• **Work request**
When you print the records below, keep every word exact and leave out the images.

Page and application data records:
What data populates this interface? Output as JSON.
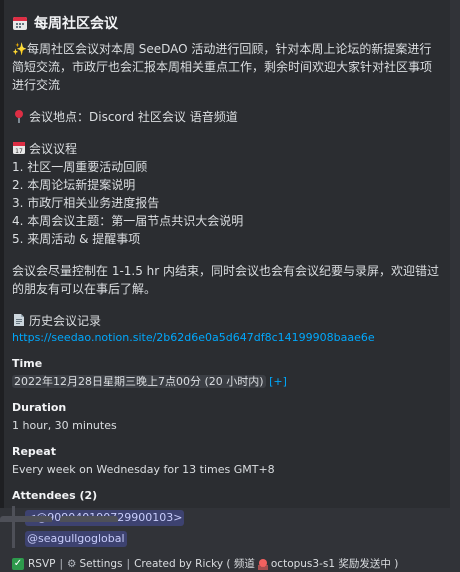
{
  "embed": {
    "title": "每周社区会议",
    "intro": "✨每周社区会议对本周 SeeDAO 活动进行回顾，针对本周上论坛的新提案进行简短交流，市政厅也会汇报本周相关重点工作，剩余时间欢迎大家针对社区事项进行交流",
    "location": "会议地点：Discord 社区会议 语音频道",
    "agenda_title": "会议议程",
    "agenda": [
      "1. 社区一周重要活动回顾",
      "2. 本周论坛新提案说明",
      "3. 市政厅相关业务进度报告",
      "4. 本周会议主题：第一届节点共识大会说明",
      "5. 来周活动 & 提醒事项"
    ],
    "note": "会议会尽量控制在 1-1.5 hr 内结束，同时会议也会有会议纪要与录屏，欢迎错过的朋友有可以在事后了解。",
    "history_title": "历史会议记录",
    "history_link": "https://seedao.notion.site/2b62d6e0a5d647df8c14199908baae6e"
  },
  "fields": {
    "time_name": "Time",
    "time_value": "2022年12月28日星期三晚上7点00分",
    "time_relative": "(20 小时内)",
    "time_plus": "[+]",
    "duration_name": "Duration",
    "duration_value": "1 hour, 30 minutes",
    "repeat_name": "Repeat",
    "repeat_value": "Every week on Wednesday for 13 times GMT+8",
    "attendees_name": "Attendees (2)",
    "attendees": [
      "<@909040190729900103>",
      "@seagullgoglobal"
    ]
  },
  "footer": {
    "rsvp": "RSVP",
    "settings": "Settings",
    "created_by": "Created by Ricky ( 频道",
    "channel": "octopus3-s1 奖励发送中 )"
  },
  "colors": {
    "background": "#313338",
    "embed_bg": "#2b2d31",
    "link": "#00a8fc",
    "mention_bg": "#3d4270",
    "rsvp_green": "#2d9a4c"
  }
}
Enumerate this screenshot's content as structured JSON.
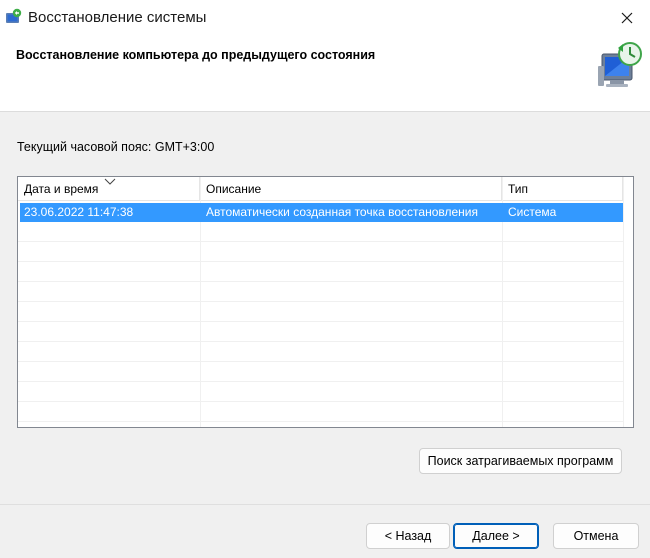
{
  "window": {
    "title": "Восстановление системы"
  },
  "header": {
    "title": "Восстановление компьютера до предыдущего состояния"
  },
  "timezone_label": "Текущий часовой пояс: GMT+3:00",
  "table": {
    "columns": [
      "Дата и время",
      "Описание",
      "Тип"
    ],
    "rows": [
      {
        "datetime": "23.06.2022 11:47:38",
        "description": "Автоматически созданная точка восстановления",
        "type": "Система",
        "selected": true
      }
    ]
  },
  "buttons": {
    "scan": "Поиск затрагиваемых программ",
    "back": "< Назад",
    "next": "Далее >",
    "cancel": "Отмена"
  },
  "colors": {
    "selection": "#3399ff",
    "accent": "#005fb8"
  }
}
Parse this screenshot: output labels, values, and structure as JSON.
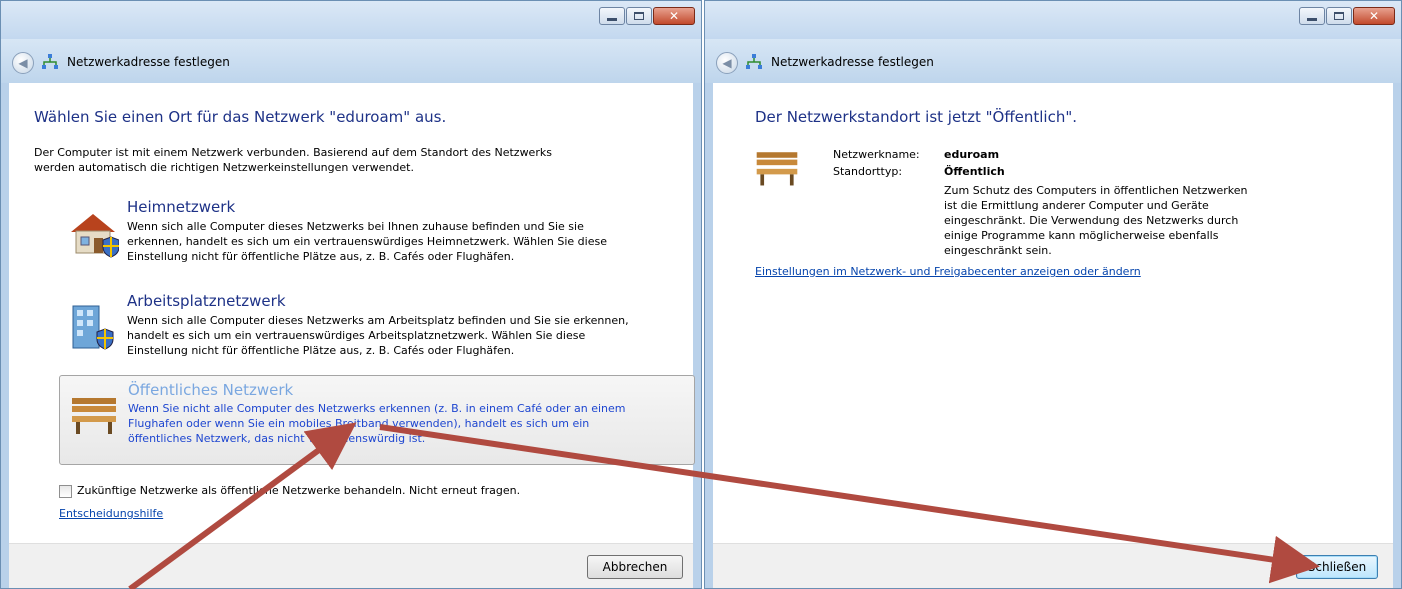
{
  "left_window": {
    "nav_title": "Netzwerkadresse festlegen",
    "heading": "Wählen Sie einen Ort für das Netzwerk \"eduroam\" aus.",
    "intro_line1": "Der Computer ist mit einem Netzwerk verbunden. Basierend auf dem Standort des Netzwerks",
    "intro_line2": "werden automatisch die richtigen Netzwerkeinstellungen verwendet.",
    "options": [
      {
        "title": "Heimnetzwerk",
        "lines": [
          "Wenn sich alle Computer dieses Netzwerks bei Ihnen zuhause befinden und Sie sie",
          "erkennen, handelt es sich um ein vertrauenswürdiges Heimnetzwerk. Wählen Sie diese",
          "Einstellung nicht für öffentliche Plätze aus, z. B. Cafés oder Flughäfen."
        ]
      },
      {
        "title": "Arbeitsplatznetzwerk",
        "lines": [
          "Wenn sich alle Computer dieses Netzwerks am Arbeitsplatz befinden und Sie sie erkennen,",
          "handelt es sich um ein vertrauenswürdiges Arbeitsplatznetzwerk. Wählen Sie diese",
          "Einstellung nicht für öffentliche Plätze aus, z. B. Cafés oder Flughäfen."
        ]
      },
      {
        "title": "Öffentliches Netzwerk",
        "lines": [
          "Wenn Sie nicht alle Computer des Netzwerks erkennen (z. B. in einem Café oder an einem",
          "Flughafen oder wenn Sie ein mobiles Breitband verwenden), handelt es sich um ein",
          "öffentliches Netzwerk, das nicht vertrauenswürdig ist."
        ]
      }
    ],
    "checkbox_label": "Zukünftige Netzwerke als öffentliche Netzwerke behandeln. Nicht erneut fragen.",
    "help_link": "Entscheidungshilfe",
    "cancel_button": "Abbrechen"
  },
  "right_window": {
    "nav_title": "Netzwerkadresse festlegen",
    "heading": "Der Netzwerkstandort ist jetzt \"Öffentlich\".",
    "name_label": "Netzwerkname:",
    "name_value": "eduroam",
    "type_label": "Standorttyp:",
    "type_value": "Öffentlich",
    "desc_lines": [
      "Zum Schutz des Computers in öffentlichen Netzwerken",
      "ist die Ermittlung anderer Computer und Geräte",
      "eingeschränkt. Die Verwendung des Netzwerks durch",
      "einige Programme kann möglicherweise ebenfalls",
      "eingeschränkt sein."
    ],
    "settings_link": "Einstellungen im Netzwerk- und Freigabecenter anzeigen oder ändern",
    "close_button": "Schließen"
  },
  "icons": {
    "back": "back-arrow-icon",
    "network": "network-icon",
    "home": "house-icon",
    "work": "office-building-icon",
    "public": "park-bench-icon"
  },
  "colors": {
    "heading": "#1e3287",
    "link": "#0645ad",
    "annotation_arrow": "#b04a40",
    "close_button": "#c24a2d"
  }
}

• **Completed task**
What data populates this interface? Output as JSON.
{
  "embed": {
    "title": "每周社区会议",
    "intro": "✨每周社区会议对本周 SeeDAO 活动进行回顾，针对本周上论坛的新提案进行简短交流，市政厅也会汇报本周相关重点工作，剩余时间欢迎大家针对社区事项进行交流",
    "location": "会议地点：Discord 社区会议 语音频道",
    "agenda_title": "会议议程",
    "agenda": [
      "1. 社区一周重要活动回顾",
      "2. 本周论坛新提案说明",
      "3. 市政厅相关业务进度报告",
      "4. 本周会议主题：第一届节点共识大会说明",
      "5. 来周活动 & 提醒事项"
    ],
    "note": "会议会尽量控制在 1-1.5 hr 内结束，同时会议也会有会议纪要与录屏，欢迎错过的朋友有可以在事后了解。",
    "history_title": "历史会议记录",
    "history_link": "https://seedao.notion.site/2b62d6e0a5d647df8c14199908baae6e"
  },
  "fields": {
    "time_name": "Time",
    "time_value": "2022年12月28日星期三晚上7点00分",
    "time_relative": "(20 小时内)",
    "time_plus": "[+]",
    "duration_name": "Duration",
    "duration_value": "1 hour, 30 minutes",
    "repeat_name": "Repeat",
    "repeat_value": "Every week on Wednesday for 13 times GMT+8",
    "attendees_name": "Attendees (2)",
    "attendees": [
      "<@909040190729900103>",
      "@seagullgoglobal"
    ]
  },
  "footer": {
    "rsvp": "RSVP",
    "settings": "Settings",
    "created_by": "Created by Ricky ( 频道",
    "channel": "octopus3-s1 奖励发送中 )"
  },
  "colors": {
    "background": "#313338",
    "embed_bg": "#2b2d31",
    "link": "#00a8fc",
    "mention_bg": "#3d4270",
    "rsvp_green": "#2d9a4c"
  }
}
Enumerate this screenshot's content as structured JSON.
{
  "window": {
    "title": "Восстановление системы"
  },
  "header": {
    "title": "Восстановление компьютера до предыдущего состояния"
  },
  "timezone_label": "Текущий часовой пояс: GMT+3:00",
  "table": {
    "columns": [
      "Дата и время",
      "Описание",
      "Тип"
    ],
    "rows": [
      {
        "datetime": "23.06.2022 11:47:38",
        "description": "Автоматически созданная точка восстановления",
        "type": "Система",
        "selected": true
      }
    ]
  },
  "buttons": {
    "scan": "Поиск затрагиваемых программ",
    "back": "< Назад",
    "next": "Далее >",
    "cancel": "Отмена"
  },
  "colors": {
    "selection": "#3399ff",
    "accent": "#005fb8"
  }
}
Parse this screenshot: output labels, values, and structure as JSON.
{
  "left_window": {
    "nav_title": "Netzwerkadresse festlegen",
    "heading": "Wählen Sie einen Ort für das Netzwerk \"eduroam\" aus.",
    "intro_line1": "Der Computer ist mit einem Netzwerk verbunden. Basierend auf dem Standort des Netzwerks",
    "intro_line2": "werden automatisch die richtigen Netzwerkeinstellungen verwendet.",
    "options": [
      {
        "title": "Heimnetzwerk",
        "lines": [
          "Wenn sich alle Computer dieses Netzwerks bei Ihnen zuhause befinden und Sie sie",
          "erkennen, handelt es sich um ein vertrauenswürdiges Heimnetzwerk. Wählen Sie diese",
          "Einstellung nicht für öffentliche Plätze aus, z. B. Cafés oder Flughäfen."
        ]
      },
      {
        "title": "Arbeitsplatznetzwerk",
        "lines": [
          "Wenn sich alle Computer dieses Netzwerks am Arbeitsplatz befinden und Sie sie erkennen,",
          "handelt es sich um ein vertrauenswürdiges Arbeitsplatznetzwerk. Wählen Sie diese",
          "Einstellung nicht für öffentliche Plätze aus, z. B. Cafés oder Flughäfen."
        ]
      },
      {
        "title": "Öffentliches Netzwerk",
        "lines": [
          "Wenn Sie nicht alle Computer des Netzwerks erkennen (z. B. in einem Café oder an einem",
          "Flughafen oder wenn Sie ein mobiles Breitband verwenden), handelt es sich um ein",
          "öffentliches Netzwerk, das nicht vertrauenswürdig ist."
        ]
      }
    ],
    "checkbox_label": "Zukünftige Netzwerke als öffentliche Netzwerke behandeln. Nicht erneut fragen.",
    "help_link": "Entscheidungshilfe",
    "cancel_button": "Abbrechen"
  },
  "right_window": {
    "nav_title": "Netzwerkadresse festlegen",
    "heading": "Der Netzwerkstandort ist jetzt \"Öffentlich\".",
    "name_label": "Netzwerkname:",
    "name_value": "eduroam",
    "type_label": "Standorttyp:",
    "type_value": "Öffentlich",
    "desc_lines": [
      "Zum Schutz des Computers in öffentlichen Netzwerken",
      "ist die Ermittlung anderer Computer und Geräte",
      "eingeschränkt. Die Verwendung des Netzwerks durch",
      "einige Programme kann möglicherweise ebenfalls",
      "eingeschränkt sein."
    ],
    "settings_link": "Einstellungen im Netzwerk- und Freigabecenter anzeigen oder ändern",
    "close_button": "Schließen"
  },
  "icons": {
    "back": "back-arrow-icon",
    "network": "network-icon",
    "home": "house-icon",
    "work": "office-building-icon",
    "public": "park-bench-icon"
  },
  "colors": {
    "heading": "#1e3287",
    "link": "#0645ad",
    "annotation_arrow": "#b04a40",
    "close_button": "#c24a2d"
  }
}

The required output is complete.